To reduce infant mortality in the United States, public health organizations must collaborate with health care providers, communities and partners. This can be accomplished by focusing on perinatal care, better understanding SIDS and SUID and fostering support for these programs.
Perinatal quality collaboratives (PQCs) are state or multistate networks of teams that work to improve the quality of care for mothers and babies. PQC members identify and implement changes in health care processes to meet best practices. These networks have helped reduce deliveries before 39 weeks of pregnancy (with no medical reason), health care related bloodstream infections in newborns and severe pregnancy complications.
Moreover, the CDC and the March of Dimes established the National Network of Perinatal Quality Collaboratives (NNPQC). It assists state based PQCs in making measurable improvements in statewide health care and health outcomes for mothers and babies. Currently, The National Institute for Children’s Health Quality is serving as the coordinating center for the NNPQC.
Understanding SIDS and SUID
Sudden Unexpected Infant Death (SUID) is defined as the sudden and unexpected death of a baby who is less than one year old with no obvious cause of death prior to an investigation. The majority of SUIDs are one of three types:
- Sudden infant death syndrome (SIDS)
- Unknown causes
- Accidental suffocation and strangulation in bed
The Pregnancy Risk Assessment Monitoring System (PRAMS) collects data before, during and briefly after pregnancy to research and implement change regarding high-risk groups of women and infants. This data is used to measure goal progression towards improving women and infant health. Alabama is currently one of the 47 states that participate in PRAMS.
To support epidemiologic research to improve women and infant health programs, the Maternal and Child Health Epidemiology Program (MCHEP) assigns epidemiologists to states, localities and tribes. Its main objectives are to increase states epidemiologic infrastructures and to partner with organizations that provide services, influence policy and/or practice guidelines.

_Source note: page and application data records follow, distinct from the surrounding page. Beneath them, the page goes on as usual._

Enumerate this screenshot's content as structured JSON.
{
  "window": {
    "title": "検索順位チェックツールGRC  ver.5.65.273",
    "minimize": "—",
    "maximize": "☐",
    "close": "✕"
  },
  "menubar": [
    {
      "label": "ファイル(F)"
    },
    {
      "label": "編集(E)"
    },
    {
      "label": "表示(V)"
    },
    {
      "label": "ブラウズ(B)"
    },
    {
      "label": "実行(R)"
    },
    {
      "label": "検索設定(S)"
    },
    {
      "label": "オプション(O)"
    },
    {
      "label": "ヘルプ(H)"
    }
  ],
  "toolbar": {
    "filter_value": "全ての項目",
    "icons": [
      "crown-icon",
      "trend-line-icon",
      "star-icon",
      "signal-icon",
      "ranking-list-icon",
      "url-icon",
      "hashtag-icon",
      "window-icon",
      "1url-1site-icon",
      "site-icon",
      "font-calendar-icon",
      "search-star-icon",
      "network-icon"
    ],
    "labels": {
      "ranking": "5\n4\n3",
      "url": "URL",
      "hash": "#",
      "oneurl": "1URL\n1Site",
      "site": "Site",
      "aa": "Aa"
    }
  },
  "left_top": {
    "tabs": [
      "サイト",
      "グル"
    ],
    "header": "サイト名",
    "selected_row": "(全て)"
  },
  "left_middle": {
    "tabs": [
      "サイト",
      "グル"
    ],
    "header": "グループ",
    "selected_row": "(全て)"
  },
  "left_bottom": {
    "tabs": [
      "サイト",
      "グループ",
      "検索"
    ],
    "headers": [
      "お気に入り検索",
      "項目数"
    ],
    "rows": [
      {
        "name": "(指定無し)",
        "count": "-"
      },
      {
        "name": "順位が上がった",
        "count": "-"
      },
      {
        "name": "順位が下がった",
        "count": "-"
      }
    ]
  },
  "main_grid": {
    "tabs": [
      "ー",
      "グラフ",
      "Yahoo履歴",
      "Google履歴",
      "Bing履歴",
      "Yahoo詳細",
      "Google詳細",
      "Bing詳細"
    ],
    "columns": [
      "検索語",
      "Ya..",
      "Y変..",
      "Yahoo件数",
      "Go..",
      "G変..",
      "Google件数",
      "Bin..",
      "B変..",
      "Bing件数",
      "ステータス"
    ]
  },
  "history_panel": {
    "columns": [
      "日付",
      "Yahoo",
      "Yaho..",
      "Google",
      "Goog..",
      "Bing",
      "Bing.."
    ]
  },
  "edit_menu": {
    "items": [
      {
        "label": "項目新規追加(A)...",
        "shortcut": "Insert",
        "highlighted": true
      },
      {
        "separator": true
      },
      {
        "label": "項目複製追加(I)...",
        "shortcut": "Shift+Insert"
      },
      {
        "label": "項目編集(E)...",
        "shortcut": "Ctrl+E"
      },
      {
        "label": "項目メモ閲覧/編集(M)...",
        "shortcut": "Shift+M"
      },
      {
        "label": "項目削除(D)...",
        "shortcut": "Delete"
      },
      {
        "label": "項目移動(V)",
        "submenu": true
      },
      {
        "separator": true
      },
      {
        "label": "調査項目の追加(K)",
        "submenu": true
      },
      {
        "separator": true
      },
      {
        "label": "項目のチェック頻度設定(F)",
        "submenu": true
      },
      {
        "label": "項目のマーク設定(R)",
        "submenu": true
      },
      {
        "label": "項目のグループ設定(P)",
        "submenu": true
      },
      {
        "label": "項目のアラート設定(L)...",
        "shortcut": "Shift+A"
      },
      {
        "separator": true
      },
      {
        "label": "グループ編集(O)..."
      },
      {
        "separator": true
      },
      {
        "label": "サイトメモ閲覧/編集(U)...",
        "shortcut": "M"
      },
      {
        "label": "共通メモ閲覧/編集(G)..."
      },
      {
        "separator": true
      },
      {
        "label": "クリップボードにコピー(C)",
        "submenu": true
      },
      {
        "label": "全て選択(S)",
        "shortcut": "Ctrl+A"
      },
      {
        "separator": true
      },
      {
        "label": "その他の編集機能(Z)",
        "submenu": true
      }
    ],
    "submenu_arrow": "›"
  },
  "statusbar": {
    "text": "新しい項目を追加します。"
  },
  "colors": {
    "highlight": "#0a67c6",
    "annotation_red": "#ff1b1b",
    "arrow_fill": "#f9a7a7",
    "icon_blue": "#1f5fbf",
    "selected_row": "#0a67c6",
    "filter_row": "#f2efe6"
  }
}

MCHEP offers peer exchange and research collaboration through conferences and Webcasts. This provides further support by educating the industry professionals.